    Although they are not canonical, I must also recommend the books already mentioned. When I was in Germany in the Army in 1988/1989, I loved those Star Trek Pocket Books. One that has not been mentioned is The Romulan Way, by Diane Duane and Peter Morwood. It describes in detail why the Romulan faction split away and what led them to become so xenophobic. Everyone they encountered on their journey murdered and betrayed them, leading them to adopt a belief of us and no one. The Organians are mentioned and it is alluded to just how powerful they truly are.

    These books are better stories than most TV episodes showing the Romulans.

  14. John Anderton says:

    TNG cannot do action well. Whether it is the poor budget, or the lack of suspense if the major characters can’t change or die, or simply the contrived story. This would have made a good one hour episode, I think, although story seemed take unearned twists. Why didn’t Picard just stun Lynch and take the torture weapon from him?

    And what is with the great weapon? It seemed slower than you average phaser. Much slower, in fact.

  15. Will Wright says:

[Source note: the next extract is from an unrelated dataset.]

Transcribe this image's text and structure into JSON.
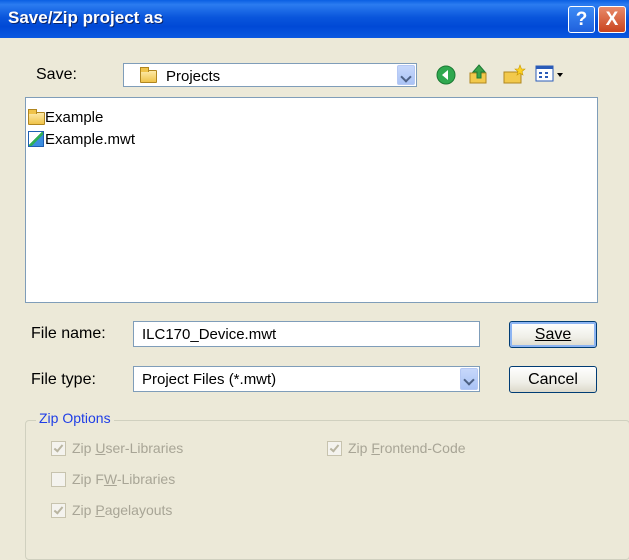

    https://uploads.disquscdn.com/images/9c90c92e34e7bbb77ec5a79d5bc84b8fa9b37154951fa065a2e057bf8df70005.jpg Home Video release Trivia : Interestingly enough – for some unexplained reason, Paramount selected this Episode to represent TNG in “The Greatest Battles ” Star Trek VHS Box set